What is required – Check every line of the entries for the string "desc" and return the ones that contain it.
-------- Material to process --------
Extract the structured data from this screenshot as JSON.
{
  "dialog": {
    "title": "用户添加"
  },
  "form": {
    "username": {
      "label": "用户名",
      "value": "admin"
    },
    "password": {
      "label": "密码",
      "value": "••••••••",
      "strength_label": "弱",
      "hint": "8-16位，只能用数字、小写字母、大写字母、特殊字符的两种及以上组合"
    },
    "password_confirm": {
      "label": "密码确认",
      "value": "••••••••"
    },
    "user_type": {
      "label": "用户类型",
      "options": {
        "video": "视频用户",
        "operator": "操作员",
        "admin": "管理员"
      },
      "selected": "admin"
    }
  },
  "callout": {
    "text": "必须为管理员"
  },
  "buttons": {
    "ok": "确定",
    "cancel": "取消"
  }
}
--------
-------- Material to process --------
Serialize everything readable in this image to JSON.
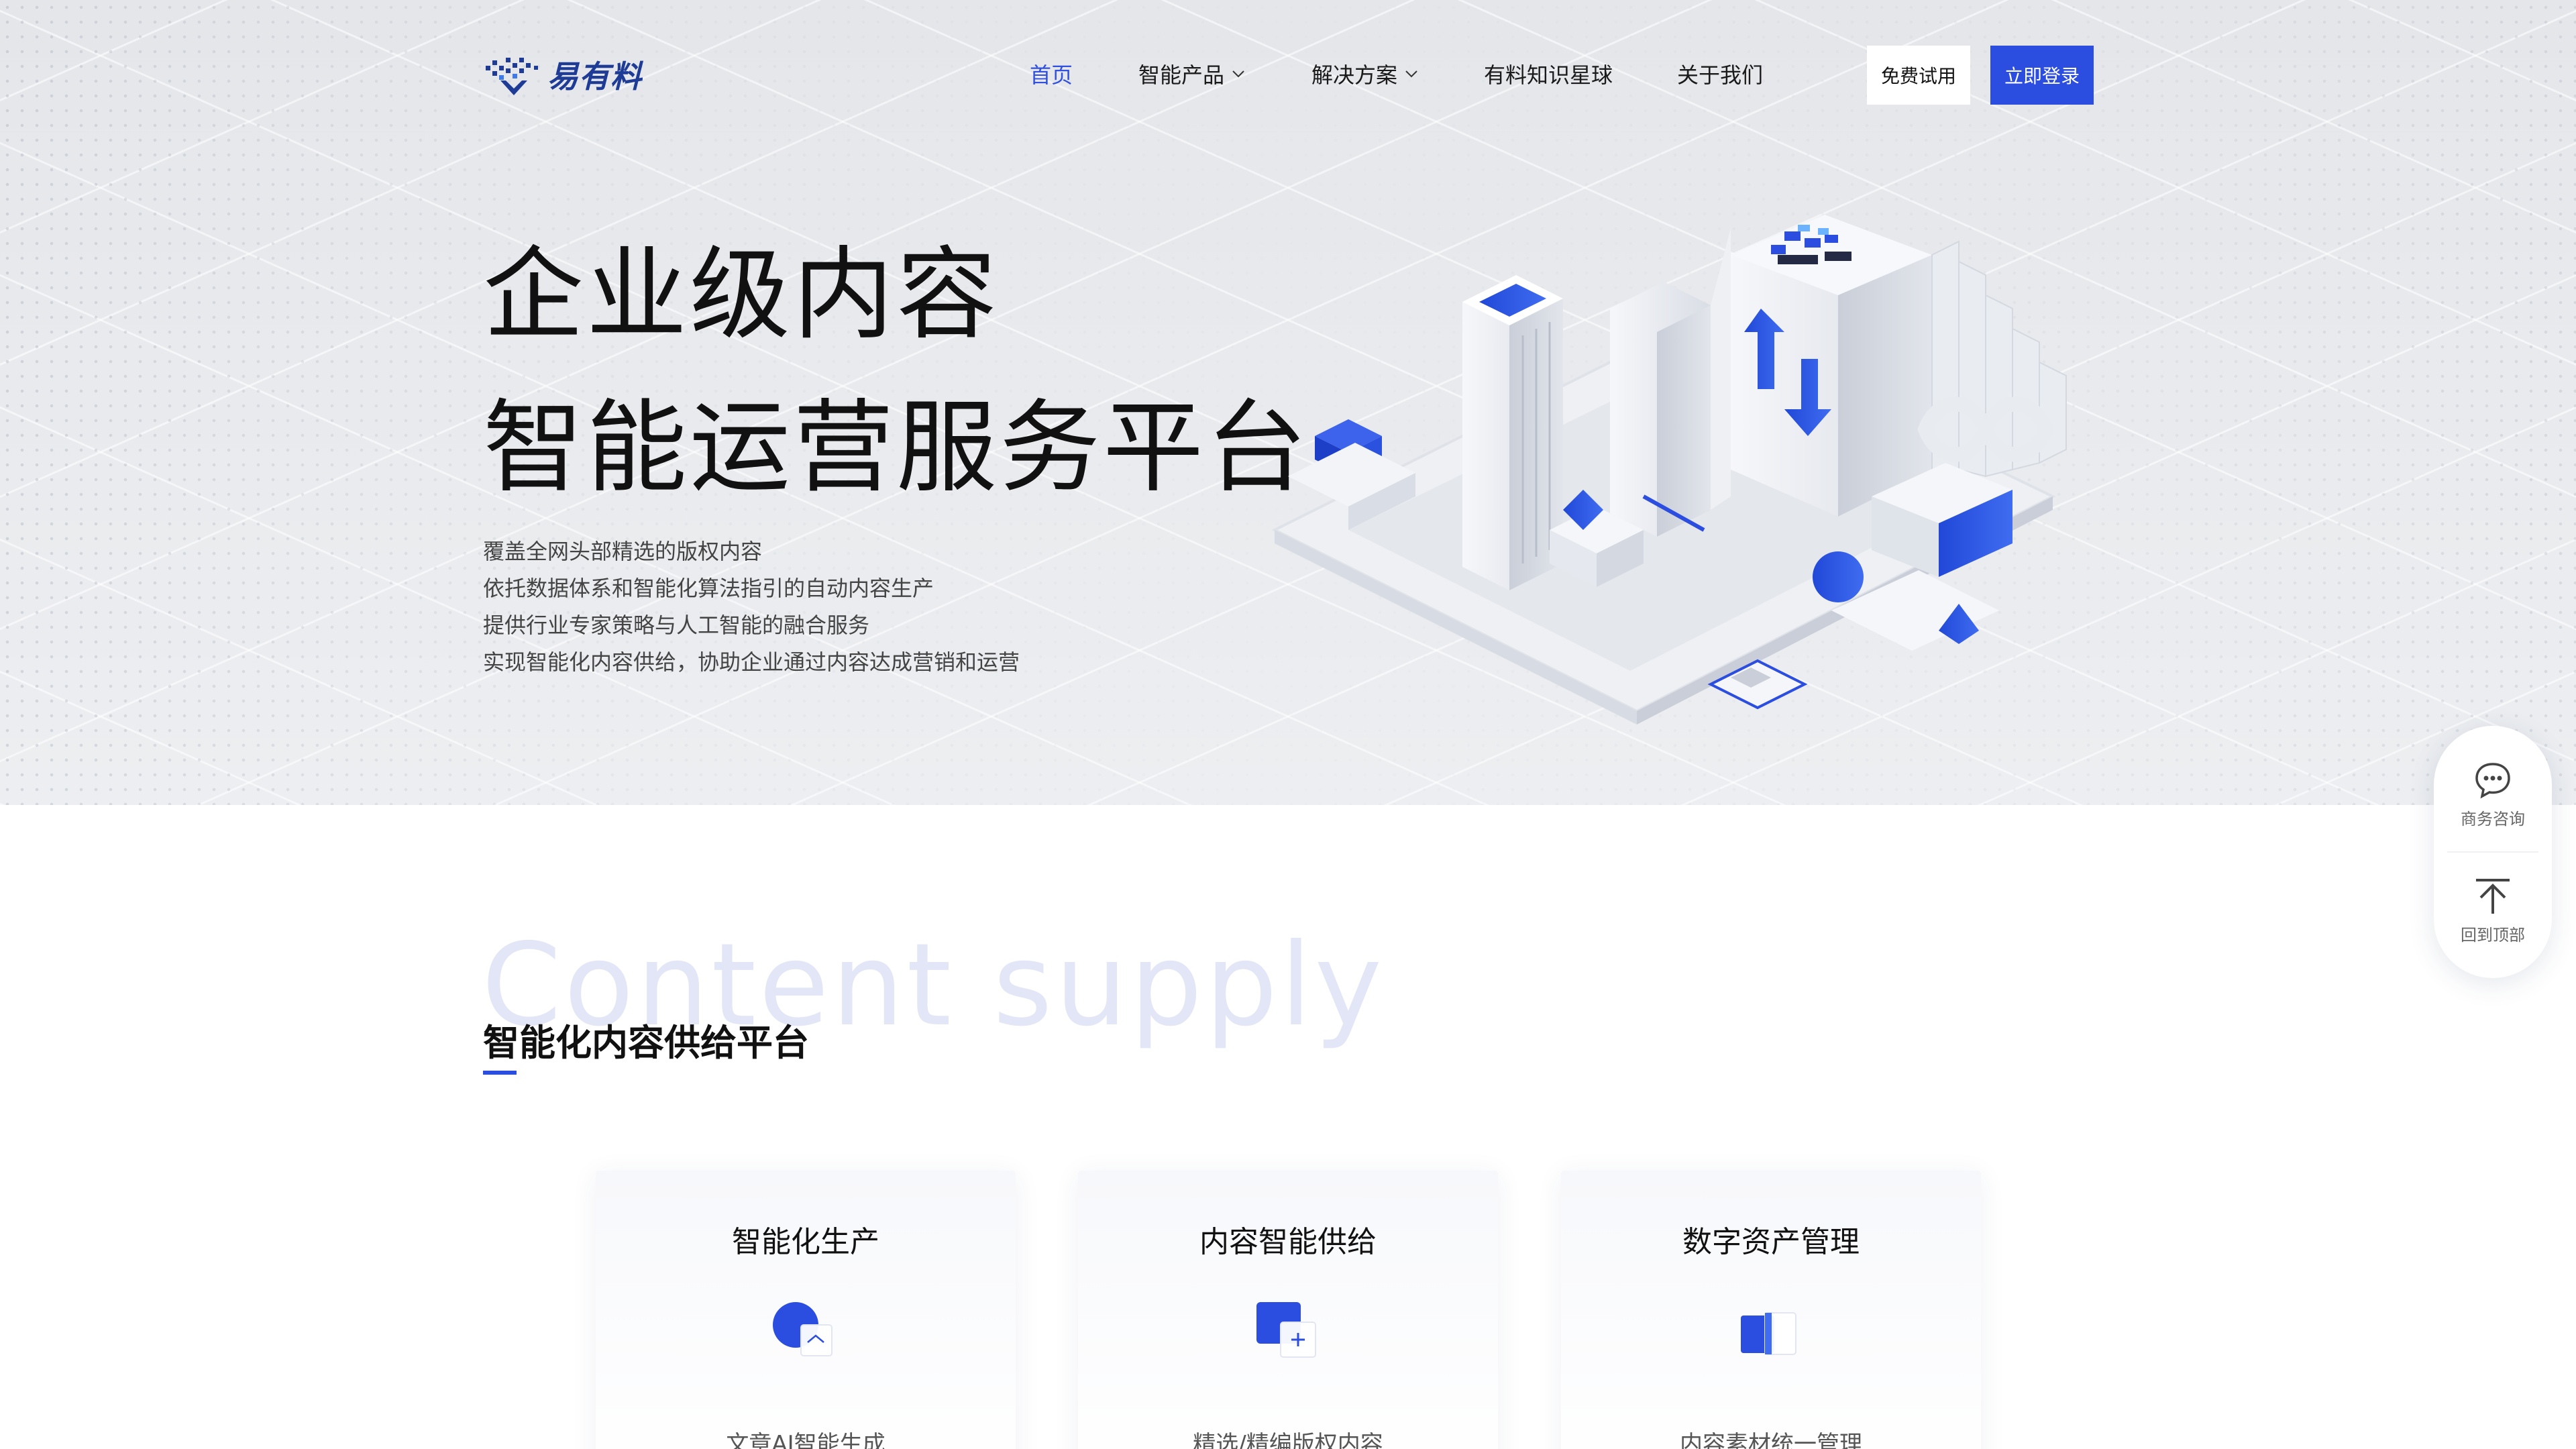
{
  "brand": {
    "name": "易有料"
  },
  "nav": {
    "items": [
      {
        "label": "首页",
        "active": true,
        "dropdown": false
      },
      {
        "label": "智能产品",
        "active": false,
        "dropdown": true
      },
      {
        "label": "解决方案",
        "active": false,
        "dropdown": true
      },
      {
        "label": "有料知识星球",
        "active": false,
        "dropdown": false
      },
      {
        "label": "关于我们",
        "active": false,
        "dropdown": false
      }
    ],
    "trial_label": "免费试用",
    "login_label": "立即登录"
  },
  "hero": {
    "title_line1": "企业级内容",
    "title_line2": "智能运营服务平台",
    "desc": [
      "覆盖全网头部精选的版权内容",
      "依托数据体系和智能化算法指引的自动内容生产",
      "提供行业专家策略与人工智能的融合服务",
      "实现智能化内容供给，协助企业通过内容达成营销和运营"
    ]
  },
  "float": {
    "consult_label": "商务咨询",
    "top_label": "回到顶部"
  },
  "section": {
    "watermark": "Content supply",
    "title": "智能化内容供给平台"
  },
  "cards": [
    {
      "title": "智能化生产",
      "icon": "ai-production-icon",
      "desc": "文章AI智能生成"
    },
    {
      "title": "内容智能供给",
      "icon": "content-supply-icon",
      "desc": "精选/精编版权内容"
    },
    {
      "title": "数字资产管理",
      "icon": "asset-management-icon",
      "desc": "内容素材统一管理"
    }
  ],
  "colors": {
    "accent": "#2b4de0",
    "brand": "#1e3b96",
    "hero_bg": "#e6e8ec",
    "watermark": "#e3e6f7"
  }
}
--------
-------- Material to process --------
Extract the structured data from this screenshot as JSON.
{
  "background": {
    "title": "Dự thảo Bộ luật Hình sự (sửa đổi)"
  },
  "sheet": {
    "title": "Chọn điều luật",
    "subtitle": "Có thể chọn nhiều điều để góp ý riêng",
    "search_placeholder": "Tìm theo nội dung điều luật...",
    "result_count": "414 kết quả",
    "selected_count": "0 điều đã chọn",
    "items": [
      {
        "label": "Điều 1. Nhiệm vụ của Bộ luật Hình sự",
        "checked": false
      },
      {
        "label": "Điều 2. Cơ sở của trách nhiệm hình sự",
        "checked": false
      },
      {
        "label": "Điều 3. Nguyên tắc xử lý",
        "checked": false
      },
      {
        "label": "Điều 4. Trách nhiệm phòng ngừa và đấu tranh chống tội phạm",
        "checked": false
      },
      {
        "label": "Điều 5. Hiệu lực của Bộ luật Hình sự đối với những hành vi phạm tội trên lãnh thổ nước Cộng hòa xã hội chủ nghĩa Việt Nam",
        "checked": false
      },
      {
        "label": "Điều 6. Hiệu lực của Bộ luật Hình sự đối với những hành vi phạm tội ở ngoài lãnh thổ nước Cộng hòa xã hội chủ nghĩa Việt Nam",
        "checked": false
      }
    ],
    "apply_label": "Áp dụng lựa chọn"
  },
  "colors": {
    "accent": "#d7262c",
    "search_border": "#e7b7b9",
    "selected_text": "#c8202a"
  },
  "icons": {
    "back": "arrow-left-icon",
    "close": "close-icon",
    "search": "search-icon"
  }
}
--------
Response area –
    "desc": [
      "desc": "文章AI智能生成"
      "desc": "精选/精编版权内容"
      "desc": "内容素材统一管理"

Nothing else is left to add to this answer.